▸ Aim of the exercise
Only the text of the entries below should be returned, exactly as given, without pictures.

Segment Open

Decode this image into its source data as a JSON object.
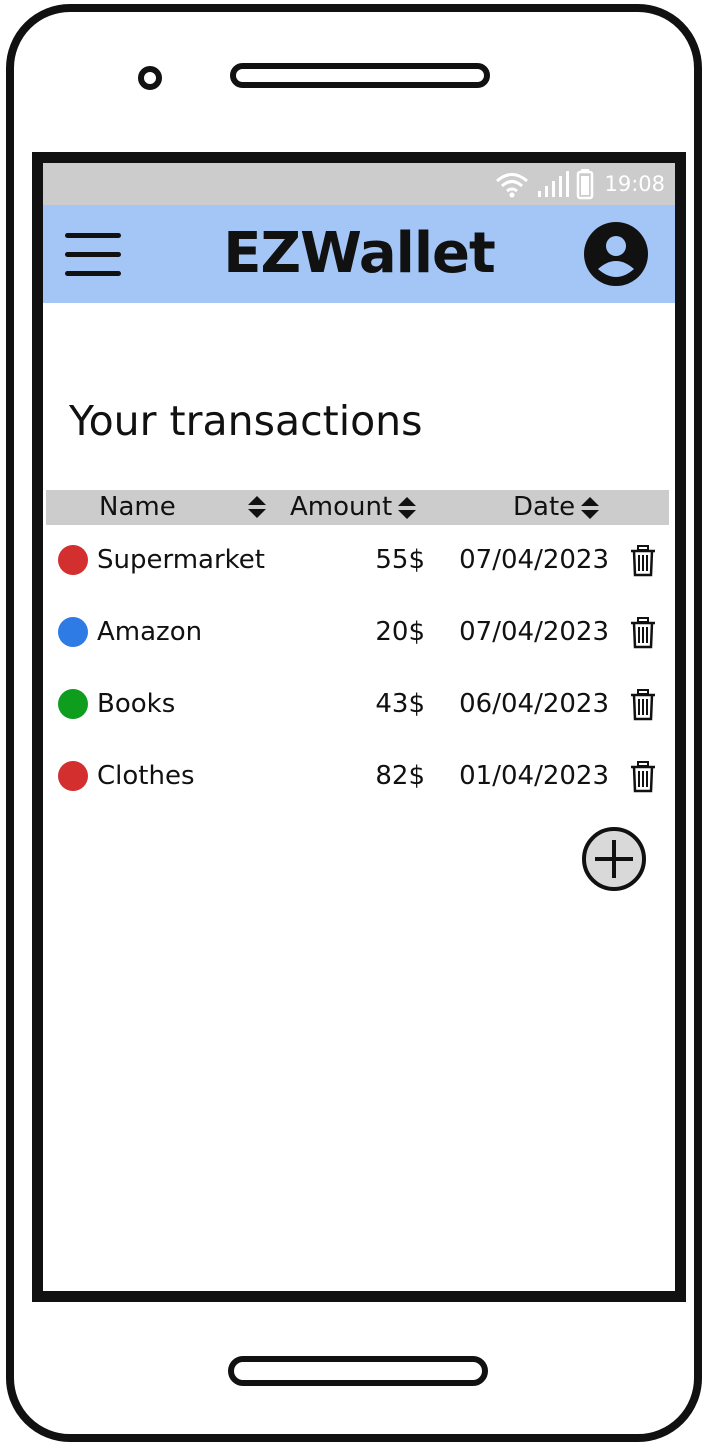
{
  "status_bar": {
    "time": "19:08",
    "icons": [
      "wifi-icon",
      "signal-icon",
      "battery-icon"
    ],
    "background": "#cccccc"
  },
  "app_bar": {
    "title": "EZWallet",
    "background": "#a3c6f7",
    "left_icon": "menu-icon",
    "right_icon": "account-icon"
  },
  "page": {
    "title": "Your transactions"
  },
  "table": {
    "headers": {
      "name": "Name",
      "amount": "Amount",
      "date": "Date"
    },
    "header_background": "#cccccc",
    "rows": [
      {
        "category_color": "#d32f2f",
        "name": "Supermarket",
        "amount": "55$",
        "date": "07/04/2023"
      },
      {
        "category_color": "#2f7be6",
        "name": "Amazon",
        "amount": "20$",
        "date": "07/04/2023"
      },
      {
        "category_color": "#0f9d1e",
        "name": "Books",
        "amount": "43$",
        "date": "06/04/2023"
      },
      {
        "category_color": "#d32f2f",
        "name": "Clothes",
        "amount": "82$",
        "date": "01/04/2023"
      }
    ]
  },
  "actions": {
    "row_action_icon": "trash-icon",
    "add_icon": "plus-circle-icon"
  }
}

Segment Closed

▸ Output
Decode this image into its source data as a JSON object.
{
  "status_bar": {
    "time": "19:08",
    "icons": [
      "wifi-icon",
      "signal-icon",
      "battery-icon"
    ],
    "background": "#cccccc"
  },
  "app_bar": {
    "title": "EZWallet",
    "background": "#a3c6f7",
    "left_icon": "menu-icon",
    "right_icon": "account-icon"
  },
  "page": {
    "title": "Your transactions"
  },
  "table": {
    "headers": {
      "name": "Name",
      "amount": "Amount",
      "date": "Date"
    },
    "header_background": "#cccccc",
    "rows": [
      {
        "category_color": "#d32f2f",
        "name": "Supermarket",
        "amount": "55$",
        "date": "07/04/2023"
      },
      {
        "category_color": "#2f7be6",
        "name": "Amazon",
        "amount": "20$",
        "date": "07/04/2023"
      },
      {
        "category_color": "#0f9d1e",
        "name": "Books",
        "amount": "43$",
        "date": "06/04/2023"
      },
      {
        "category_color": "#d32f2f",
        "name": "Clothes",
        "amount": "82$",
        "date": "01/04/2023"
      }
    ]
  },
  "actions": {
    "row_action_icon": "trash-icon",
    "add_icon": "plus-circle-icon"
  }
}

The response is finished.